**Required work:** Say how many lines in the data hold "Metro". Nothing else belongs in the answer.

(The records begins)

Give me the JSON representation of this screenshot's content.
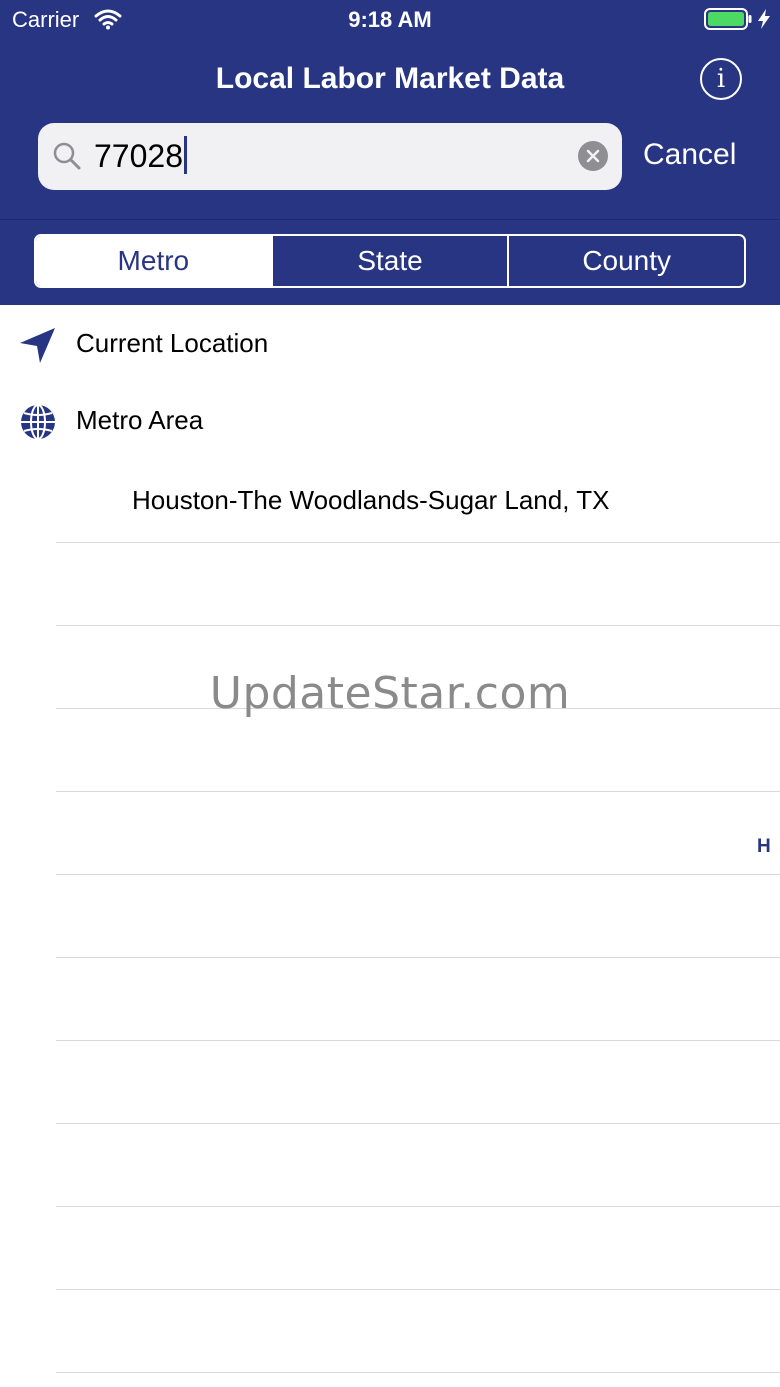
{
  "status_bar": {
    "carrier": "Carrier",
    "time": "9:18 AM",
    "battery_color": "#4cd964"
  },
  "nav": {
    "title": "Local Labor Market Data",
    "info_icon": "info-icon"
  },
  "search": {
    "value": "77028",
    "cancel_label": "Cancel"
  },
  "segments": {
    "items": [
      {
        "label": "Metro",
        "selected": true
      },
      {
        "label": "State",
        "selected": false
      },
      {
        "label": "County",
        "selected": false
      }
    ]
  },
  "list": {
    "current_location_label": "Current Location",
    "metro_area_label": "Metro Area",
    "results": [
      "Houston-The Woodlands-Sugar Land, TX"
    ]
  },
  "index": {
    "letters": [
      "H"
    ]
  },
  "watermark": "UpdateStar.com",
  "colors": {
    "brand": "#283583",
    "separator": "#d9d9de"
  }
}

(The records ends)

**Task response:** 2